Skip to contentright arrow
eMed previously Babylon Health


If the outermost layer of the eye (cornea) becomes inflamed this is called keratitis. If untreated, this can lead to loss of vision.

If you think you have symptoms of keratitis then speak to a doctor as soon as possible. The condition is often the result of other eye problems so a doctor will be able to assess you and make a treatment plan that’s relevant to the cause.


Keratitis can cause pain in the eye or vision loss. However other possible symptoms are included below. It’s important that if you have any of these symptoms and you’re worried, you should speak to a doctor urgently. If you experience a combination of these symptoms then you should see a GP.

  • Pain in the eye
  • Blurred vision
  • Watery eyes
  • Sensitivity to light (photophobia)
  • Dry, irritated eyes
  • A sensation that something is in your eye


Keratitis has a number of causes, but it is usually the result of other eye problems or eyelid disorders. A bacterial, viral or fungal infection can be the cause, or injury to the cornea can lead to keratitis.

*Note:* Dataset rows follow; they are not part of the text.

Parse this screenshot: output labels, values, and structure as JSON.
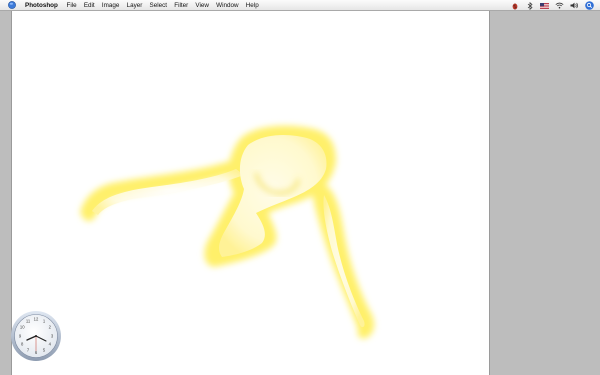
{
  "menubar": {
    "app_name": "Photoshop",
    "items": [
      {
        "id": "file",
        "label": "File"
      },
      {
        "id": "edit",
        "label": "Edit"
      },
      {
        "id": "image",
        "label": "Image"
      },
      {
        "id": "layer",
        "label": "Layer"
      },
      {
        "id": "select",
        "label": "Select"
      },
      {
        "id": "filter",
        "label": "Filter"
      },
      {
        "id": "view",
        "label": "View"
      },
      {
        "id": "window",
        "label": "Window"
      },
      {
        "id": "help",
        "label": "Help"
      }
    ],
    "status_icons": [
      "bug-icon",
      "bluetooth-icon",
      "flag-icon",
      "wifi-icon",
      "volume-icon",
      "spotlight-icon"
    ]
  },
  "colors": {
    "figure_fill": "#fff06a",
    "figure_edge": "#f5e04a",
    "canvas_bg": "#ffffff",
    "desktop_bg": "#bdbdbd",
    "spotlight": "#2f6fd6"
  },
  "clock": {
    "numerals": [
      "12",
      "1",
      "2",
      "3",
      "4",
      "5",
      "6",
      "7",
      "8",
      "9",
      "10",
      "11"
    ]
  }
}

Wearing contact lenses can be a risk factor in developing keratitis.

Treatment for keratitis

Before a GP recommends any treatment they will need to establish what has caused your case of keratitis. Treatment will depend on the cause and may involve antibacterial eye drops or steroid drops. You may also require an assessment by an eye specialist.

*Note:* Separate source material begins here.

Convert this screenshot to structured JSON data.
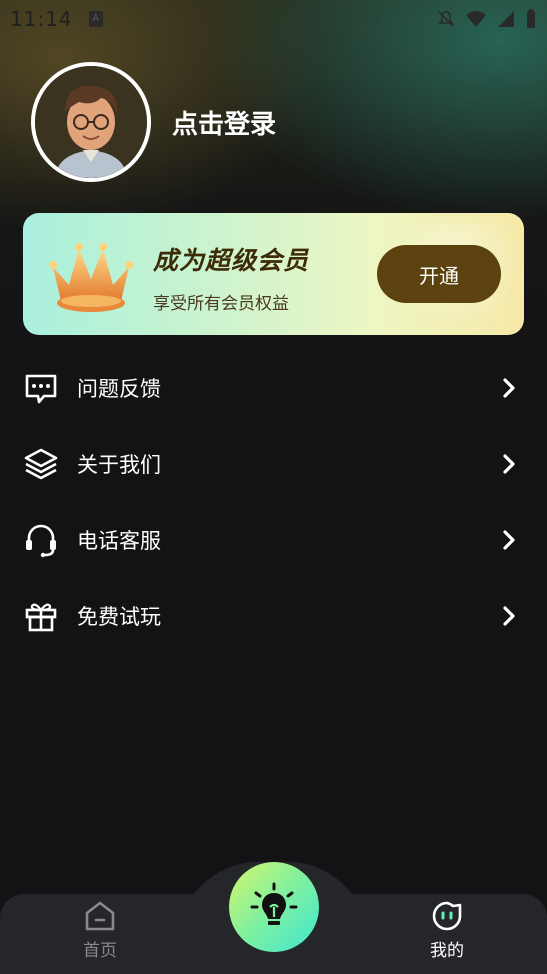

If you wear contact lenses and are diagnosed with keratitis, you will likely need specific treatment and would need to stop wearing the lenses until advised otherwise by a doctor.

If you have eye pain or visual changes – speak to a doctor urgently.

The information provided is for educational purposes only and is not intended to be a substitute for professional medical advice, diagnosis, or treatment. Seek the advice of a doctor with any questions you may have regarding a medical condition. Never delay seeking or disregard professional medical advice because of something you have read here.